I agree that turning off features rather than fixing security problems in them is not the right way to go. But disabling unnecessary features to increase security is something I'd definitely support.
And I didn't understand this to be Microsoft's way of dealing with security issues in general but just as an example how you can minimize the possible area of attack. Especially as in this case (admin surfing the internet on a PDC) you don't even need a bug
or a security problem to mess things up - the admin is doing all that on his own.
The problem is simply not limited to servers though; Internet explorer vulnerabilities have plauged every version of windows. They are possibly the single largest flaw in the windows operating system where most viruses and worms make their entree.
In my opinion, not enough has been done to fix these problems, some of which have existed in Internet Explorer for quite a long time now.
On a server shutting everything off is not a big deal, but on a desktop it's a really big deal, and desktops are the ones spreading many of the annoying worms we have to deal with today.
Last time I checked.. the most up-to-date and current source for patches was windowsupdate.microsoft.com.. an internet site..
Don't get me wrong.. I think the security lockdown mode of IE on W2k3 server is a very necessary feature, but it is difficult to draw the line on what's "good" and "bad" in all possible scenarios..
continuing your line of thinking, why not deny access from the DC to any ip which is external to the domain? not allow installs of any application on the DC since any application could pose a security risk. Don't allow remoting or terminal services to a DC
since it could be a untrusted user from inside the network..
there are any number of scenarios where doing these things would just complicate matters and not make things any more secure -- maybe even less..
it is still incumbent upon the admin to make sound decisions -- simply taking away IE doesn't solve much as it would just frustrate the admin and he/she would probably find a reg hack or download and install another browser..

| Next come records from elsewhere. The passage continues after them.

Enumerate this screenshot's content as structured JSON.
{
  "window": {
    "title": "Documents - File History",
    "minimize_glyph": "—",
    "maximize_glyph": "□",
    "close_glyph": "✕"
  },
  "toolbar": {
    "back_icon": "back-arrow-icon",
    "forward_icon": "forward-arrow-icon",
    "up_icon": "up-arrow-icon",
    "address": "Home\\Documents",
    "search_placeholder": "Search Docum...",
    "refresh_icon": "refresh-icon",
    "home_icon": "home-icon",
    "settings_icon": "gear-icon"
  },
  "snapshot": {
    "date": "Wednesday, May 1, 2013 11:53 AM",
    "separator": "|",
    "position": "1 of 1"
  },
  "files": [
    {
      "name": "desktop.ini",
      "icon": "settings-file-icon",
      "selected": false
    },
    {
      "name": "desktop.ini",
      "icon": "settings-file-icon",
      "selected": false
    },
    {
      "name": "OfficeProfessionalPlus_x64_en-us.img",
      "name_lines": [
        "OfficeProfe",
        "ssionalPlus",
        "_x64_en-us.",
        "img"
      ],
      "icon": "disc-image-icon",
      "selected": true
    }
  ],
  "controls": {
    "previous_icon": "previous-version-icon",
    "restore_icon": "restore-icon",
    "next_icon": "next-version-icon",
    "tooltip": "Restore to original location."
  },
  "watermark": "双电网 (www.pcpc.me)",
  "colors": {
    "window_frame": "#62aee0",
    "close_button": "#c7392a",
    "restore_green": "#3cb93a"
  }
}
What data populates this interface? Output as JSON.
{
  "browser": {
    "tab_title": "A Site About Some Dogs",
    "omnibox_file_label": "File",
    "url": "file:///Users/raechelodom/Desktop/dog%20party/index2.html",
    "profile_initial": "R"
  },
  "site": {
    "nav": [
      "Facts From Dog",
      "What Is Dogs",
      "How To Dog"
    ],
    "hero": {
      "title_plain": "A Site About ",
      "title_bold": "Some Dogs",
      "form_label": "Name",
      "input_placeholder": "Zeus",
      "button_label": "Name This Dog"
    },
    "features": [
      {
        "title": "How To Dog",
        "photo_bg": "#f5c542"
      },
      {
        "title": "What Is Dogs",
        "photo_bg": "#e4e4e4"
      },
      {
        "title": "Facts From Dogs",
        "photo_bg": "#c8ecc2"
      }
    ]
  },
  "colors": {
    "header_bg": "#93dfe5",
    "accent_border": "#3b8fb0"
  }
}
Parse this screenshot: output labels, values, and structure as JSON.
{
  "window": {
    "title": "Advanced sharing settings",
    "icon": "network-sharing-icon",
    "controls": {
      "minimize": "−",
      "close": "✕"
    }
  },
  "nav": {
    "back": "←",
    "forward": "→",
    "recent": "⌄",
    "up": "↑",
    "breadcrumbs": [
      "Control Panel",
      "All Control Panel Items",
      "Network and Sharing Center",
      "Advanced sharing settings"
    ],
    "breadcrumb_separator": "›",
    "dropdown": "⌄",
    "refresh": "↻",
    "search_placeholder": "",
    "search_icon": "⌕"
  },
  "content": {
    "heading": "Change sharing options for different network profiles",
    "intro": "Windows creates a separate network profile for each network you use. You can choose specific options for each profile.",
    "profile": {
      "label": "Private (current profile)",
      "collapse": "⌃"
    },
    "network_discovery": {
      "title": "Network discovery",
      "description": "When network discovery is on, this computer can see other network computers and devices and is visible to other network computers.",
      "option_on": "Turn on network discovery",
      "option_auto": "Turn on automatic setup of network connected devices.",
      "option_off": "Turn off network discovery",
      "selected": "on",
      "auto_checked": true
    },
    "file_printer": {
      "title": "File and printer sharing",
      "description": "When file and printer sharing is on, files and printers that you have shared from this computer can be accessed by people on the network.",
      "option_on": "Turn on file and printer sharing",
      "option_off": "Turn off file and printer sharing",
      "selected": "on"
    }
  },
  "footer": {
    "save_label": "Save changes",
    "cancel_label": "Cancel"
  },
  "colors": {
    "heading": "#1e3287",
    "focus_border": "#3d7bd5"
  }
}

the probably best way is to keep features intact, secure by default, and have the user be the determining factor on what should or shouldn't be done...
With a simple problem comes a simple solution: If you really need to browse on the server with all the functionality enabled, then just take a remote session to a workstation or use vmware or other virtual machine. Why such sandbox solution doesn't come as
default is beyond me.
Many people seem shocked that anyone would browse the web from a domain controller -- yet my wife does it every day.
Being an unfunded researcher, I run my development out of my living room. When I needed a server, my wife graciously lent me the unused cycles on her desktop machine. So she surfs on the server, and I code against it -- and everything works. Pure programming
(and marital) bliss.
The point is not that I was able to come up with a bizzare scenerio where it happens. The fact is that the threat model suggested it, and an appropriate mitigation was in place. The threat model found an odball what-if that happened to be real and reasonable
in a context that I am sure the server 2003 team never anticipated and handled it in a secure and transparent way.
The fact that I chose to override the security is not the point either. It wouldn't be the end of the world if our three computer domain bites the dust, but it might be if she can't surf! I appriciated the reminder that surfing from a server is usually unwise.
I appriciate the software allowing me to overide that recommendation in a situation when it didn't apply.
John Melville, MD wrote:
The fact that I chose to override the security is not the point either. It wouldn't be the end of the world if our three computer domain bites the dust, but it might be if she can't surf! I appriciated the reminder that surfing from a server is usually
unwise. I appriciate the software allowing me to overide that recommendation in a situation when it didn't apply.
I can't agree more with above. I would suggest that the more that is locked down the better!!
The admin(s) is responsible - it's not always MS fault... if it's locked down to begin with there is much less room for mistakes, i.e. not locking down a port you didn't know was open or even aware off!